## Action item
Print the data exactly as written, but leave out each picture.

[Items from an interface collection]
------------------------
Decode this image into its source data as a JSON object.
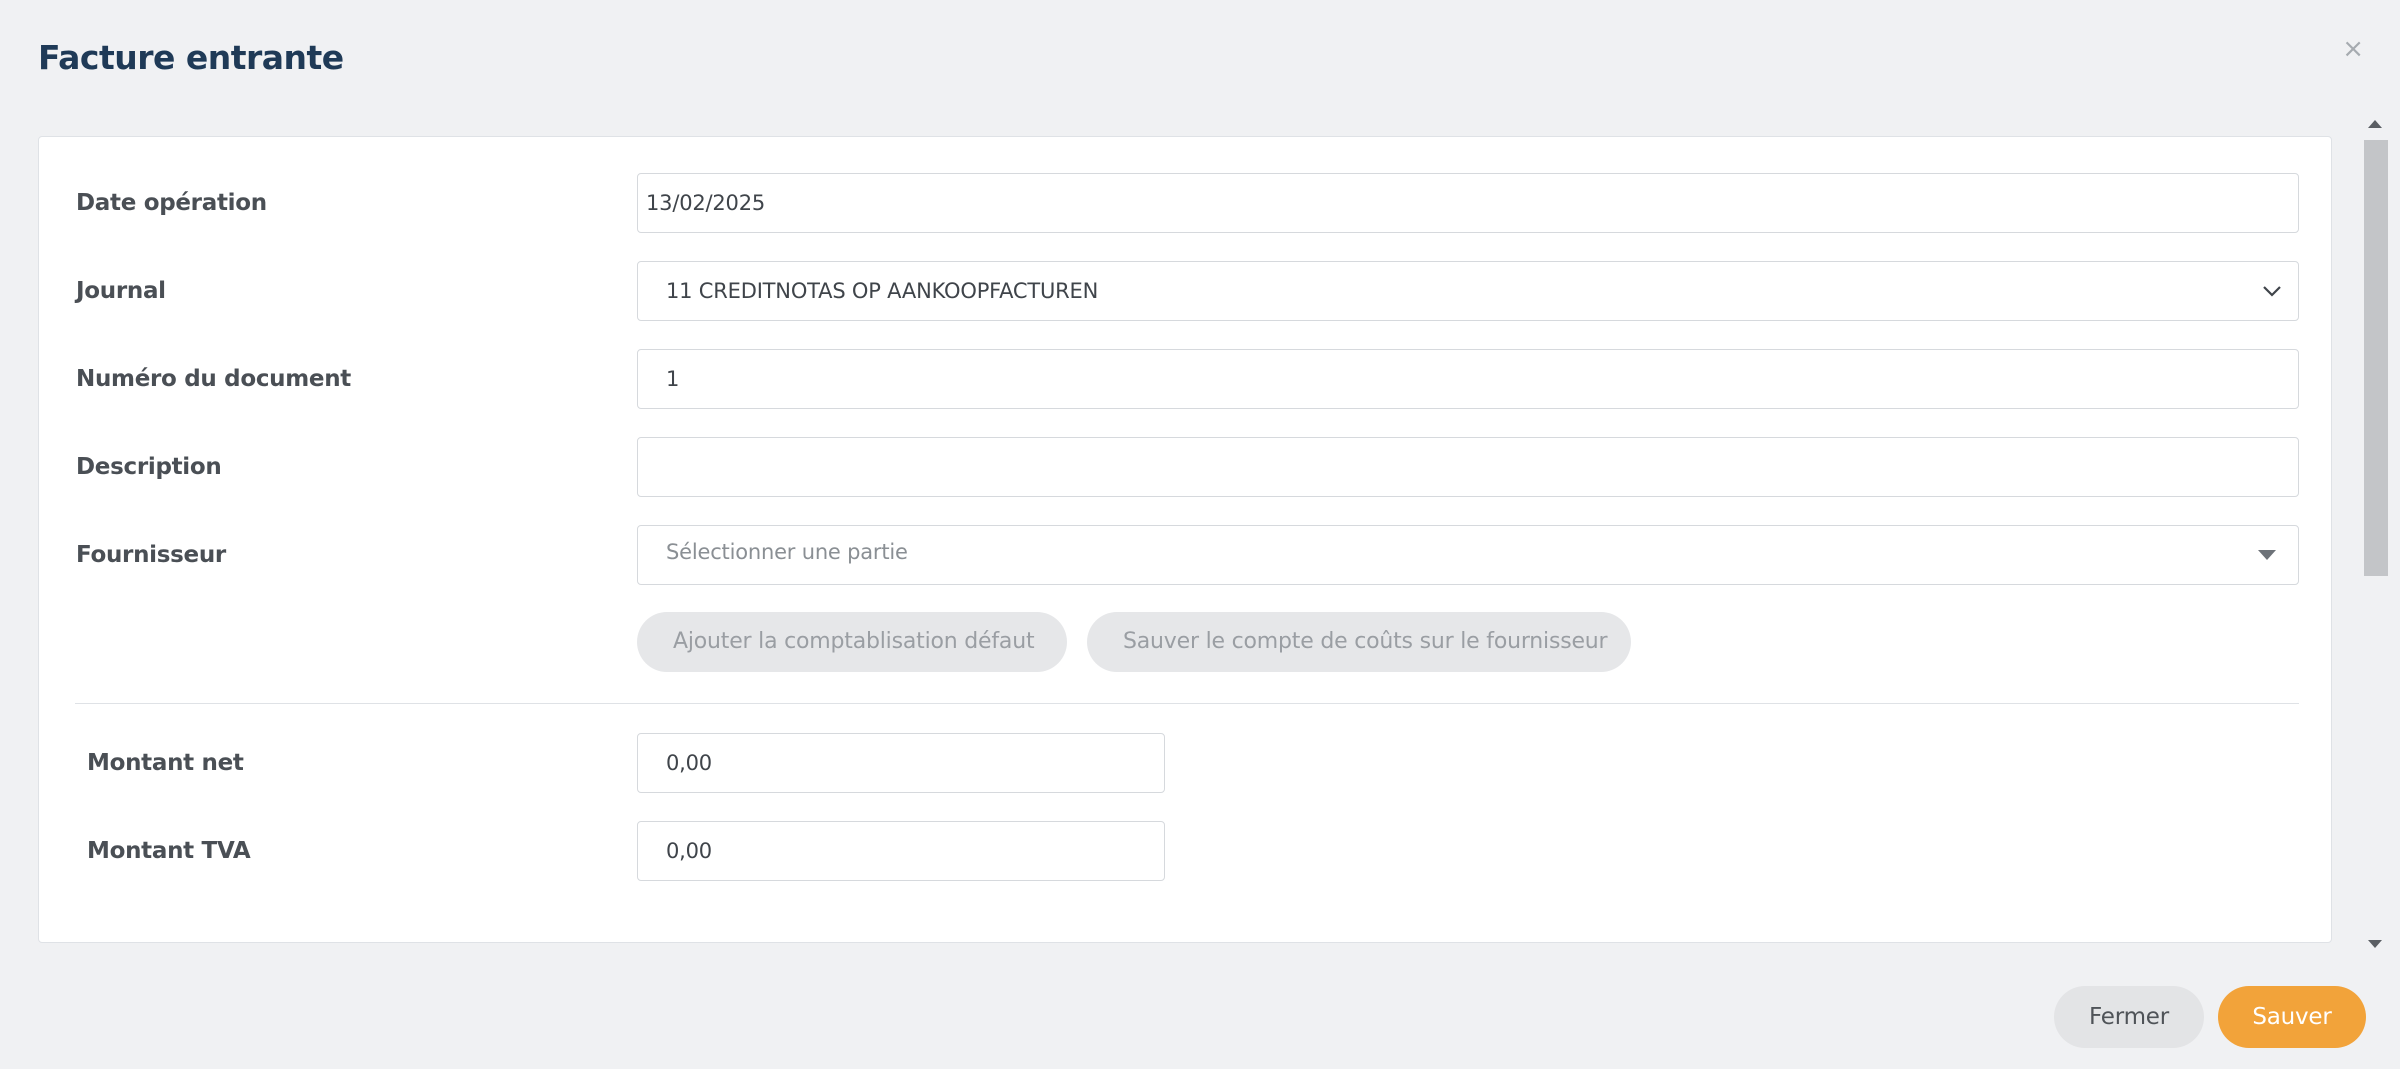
{
  "dialog": {
    "title": "Facture entrante",
    "close_icon": "×"
  },
  "form": {
    "date_label": "Date opération",
    "date_value": "13/02/2025",
    "journal_label": "Journal",
    "journal_value": "11 CREDITNOTAS OP AANKOOPFACTUREN",
    "docnum_label": "Numéro du document",
    "docnum_value": "1",
    "description_label": "Description",
    "description_value": "",
    "supplier_label": "Fournisseur",
    "supplier_placeholder": "Sélectionner une partie",
    "add_default_label": "Ajouter la comptablisation défaut",
    "save_cost_label": "Sauver le compte de coûts sur le fournisseur",
    "net_label": "Montant net",
    "net_value": "0,00",
    "vat_label": "Montant TVA",
    "vat_value": "0,00"
  },
  "footer": {
    "close_label": "Fermer",
    "save_label": "Sauver"
  },
  "colors": {
    "title": "#1f3a57",
    "primary": "#f2a33a",
    "secondary": "#e3e4e6"
  },
  "icons": {
    "close": "close-icon",
    "journal_dropdown": "chevron-down-icon",
    "supplier_dropdown": "caret-down-icon"
  }
}
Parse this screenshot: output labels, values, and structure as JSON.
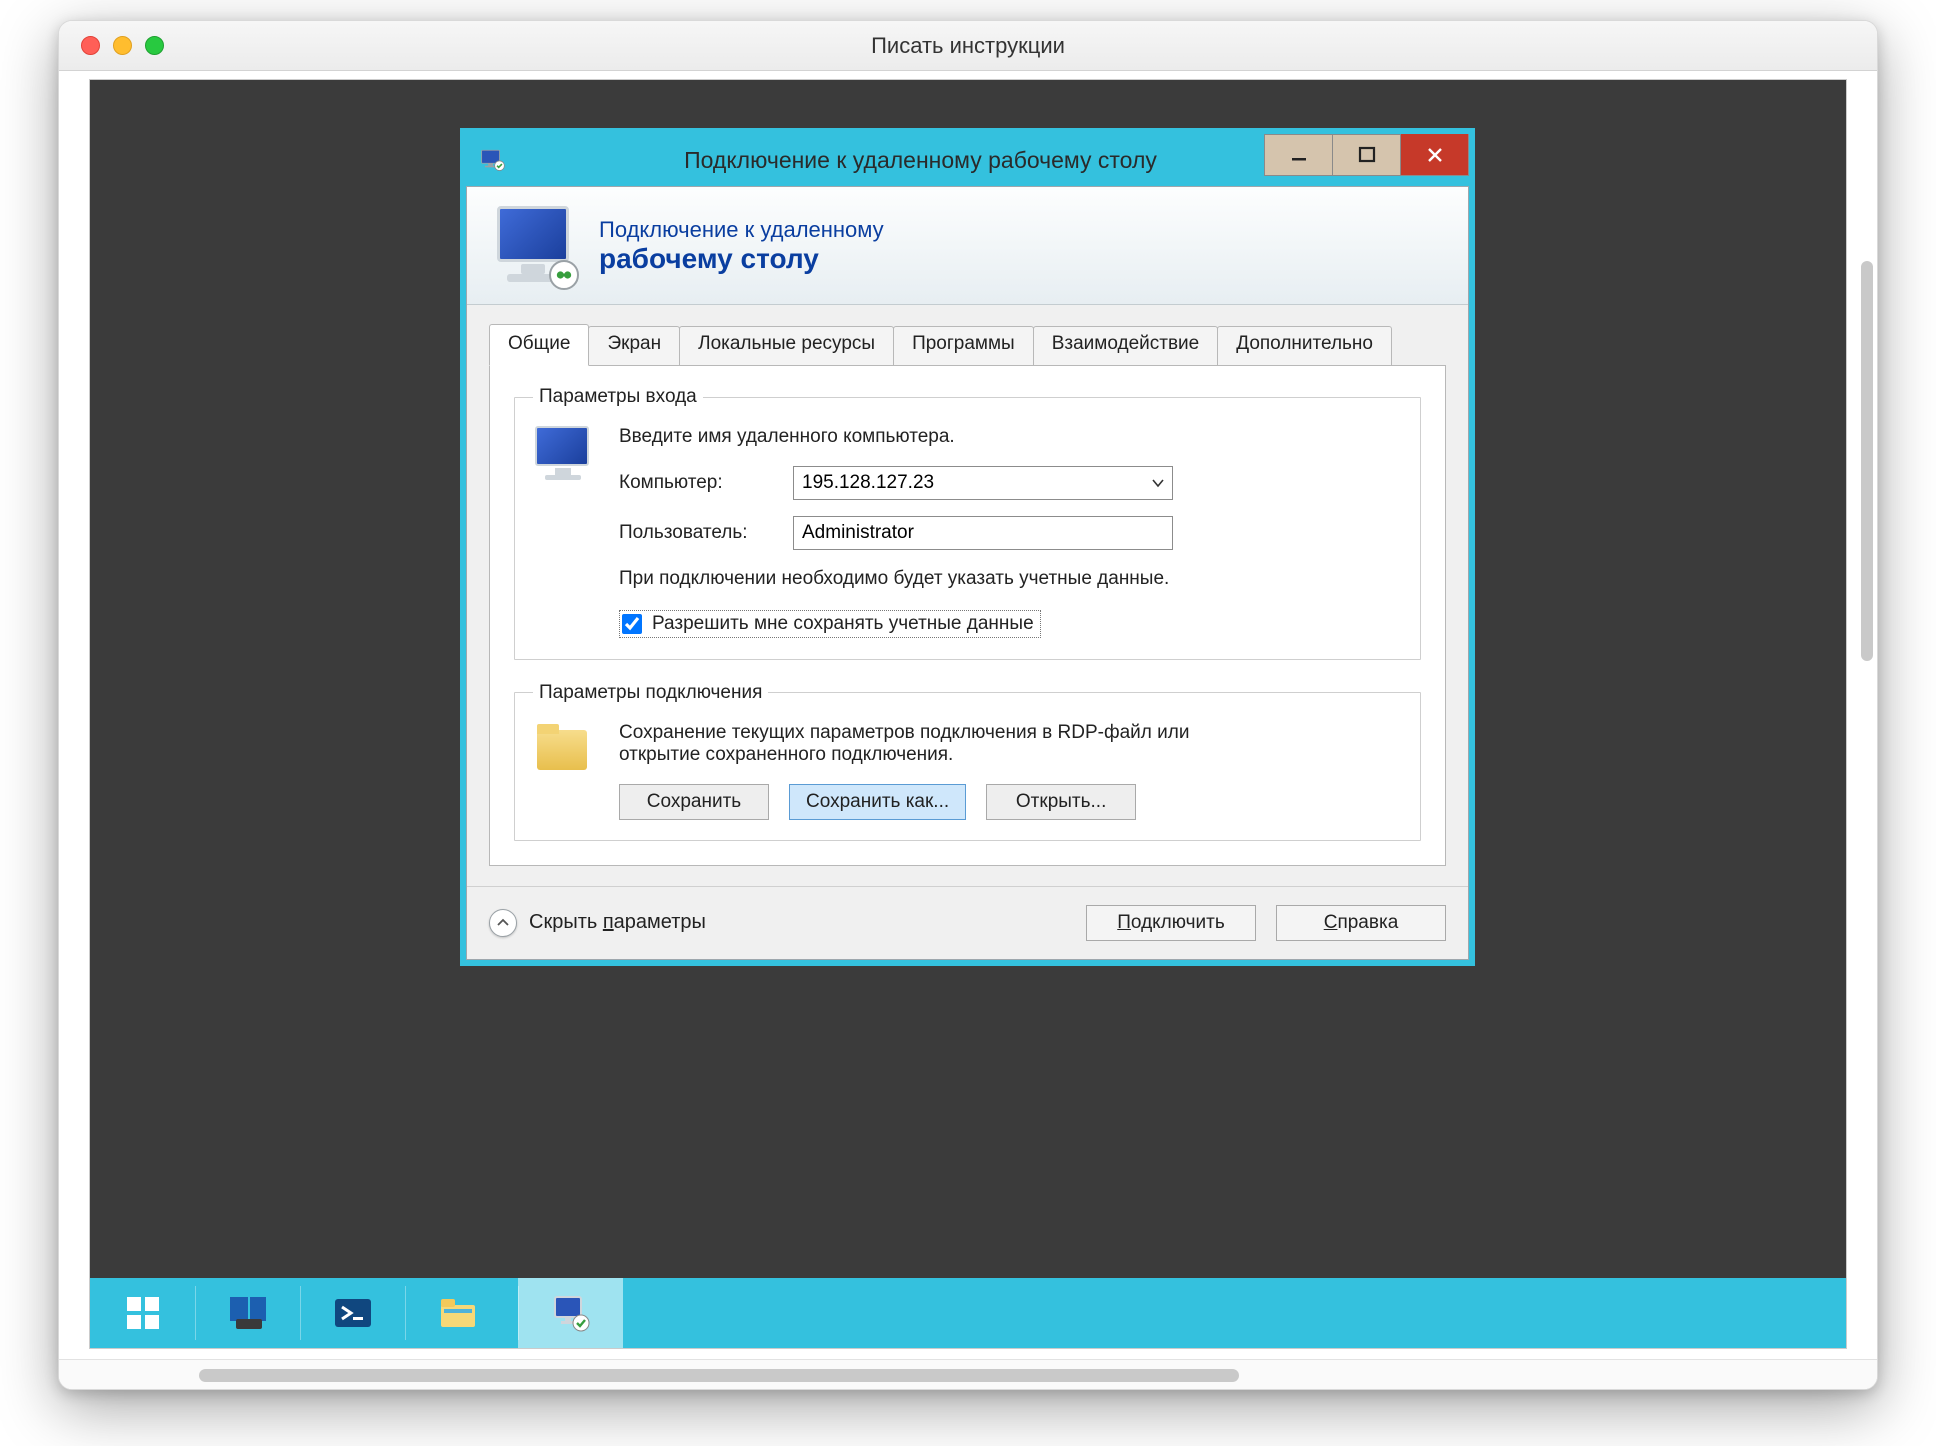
{
  "macWindow": {
    "title": "Писать инструкции"
  },
  "rdp": {
    "windowTitle": "Подключение к удаленному рабочему столу",
    "headerLine1": "Подключение к удаленному",
    "headerLine2": "рабочему столу",
    "tabs": {
      "general": "Общие",
      "screen": "Экран",
      "localResources": "Локальные ресурсы",
      "programs": "Программы",
      "experience": "Взаимодействие",
      "advanced": "Дополнительно"
    },
    "login": {
      "legend": "Параметры входа",
      "intro": "Введите имя удаленного компьютера.",
      "computerLabel": "Компьютер:",
      "computerValue": "195.128.127.23",
      "userLabel": "Пользователь:",
      "userValue": "Administrator",
      "hint": "При подключении необходимо будет указать учетные данные.",
      "allowSaveCreds": "Разрешить мне сохранять учетные данные",
      "allowSaveChecked": true
    },
    "connection": {
      "legend": "Параметры подключения",
      "intro": "Сохранение текущих параметров подключения в RDP-файл или открытие сохраненного подключения.",
      "save": "Сохранить",
      "saveAs": "Сохранить как...",
      "open": "Открыть..."
    },
    "footer": {
      "collapse_pre": "Скрыть ",
      "collapse_u": "п",
      "collapse_post": "араметры",
      "connect_u": "П",
      "connect_post": "одключить",
      "help_u": "С",
      "help_post": "правка"
    }
  }
}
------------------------
## Task answer
Decode this image into its source data as a JSON object.
{
  "dialog": {
    "title": "Facture entrante",
    "close_icon": "×"
  },
  "form": {
    "date_label": "Date opération",
    "date_value": "13/02/2025",
    "journal_label": "Journal",
    "journal_value": "11 CREDITNOTAS OP AANKOOPFACTUREN",
    "docnum_label": "Numéro du document",
    "docnum_value": "1",
    "description_label": "Description",
    "description_value": "",
    "supplier_label": "Fournisseur",
    "supplier_placeholder": "Sélectionner une partie",
    "add_default_label": "Ajouter la comptablisation défaut",
    "save_cost_label": "Sauver le compte de coûts sur le fournisseur",
    "net_label": "Montant net",
    "net_value": "0,00",
    "vat_label": "Montant TVA",
    "vat_value": "0,00"
  },
  "footer": {
    "close_label": "Fermer",
    "save_label": "Sauver"
  },
  "colors": {
    "title": "#1f3a57",
    "primary": "#f2a33a",
    "secondary": "#e3e4e6"
  },
  "icons": {
    "close": "close-icon",
    "journal_dropdown": "chevron-down-icon",
    "supplier_dropdown": "caret-down-icon"
  }
}
Parse this screenshot: output labels, values, and structure as JSON.
{
  "macWindow": {
    "title": "Писать инструкции"
  },
  "rdp": {
    "windowTitle": "Подключение к удаленному рабочему столу",
    "headerLine1": "Подключение к удаленному",
    "headerLine2": "рабочему столу",
    "tabs": {
      "general": "Общие",
      "screen": "Экран",
      "localResources": "Локальные ресурсы",
      "programs": "Программы",
      "experience": "Взаимодействие",
      "advanced": "Дополнительно"
    },
    "login": {
      "legend": "Параметры входа",
      "intro": "Введите имя удаленного компьютера.",
      "computerLabel": "Компьютер:",
      "computerValue": "195.128.127.23",
      "userLabel": "Пользователь:",
      "userValue": "Administrator",
      "hint": "При подключении необходимо будет указать учетные данные.",
      "allowSaveCreds": "Разрешить мне сохранять учетные данные",
      "allowSaveChecked": true
    },
    "connection": {
      "legend": "Параметры подключения",
      "intro": "Сохранение текущих параметров подключения в RDP-файл или открытие сохраненного подключения.",
      "save": "Сохранить",
      "saveAs": "Сохранить как...",
      "open": "Открыть..."
    },
    "footer": {
      "collapse_pre": "Скрыть ",
      "collapse_u": "п",
      "collapse_post": "араметры",
      "connect_u": "П",
      "connect_post": "одключить",
      "help_u": "С",
      "help_post": "правка"
    }
  }
}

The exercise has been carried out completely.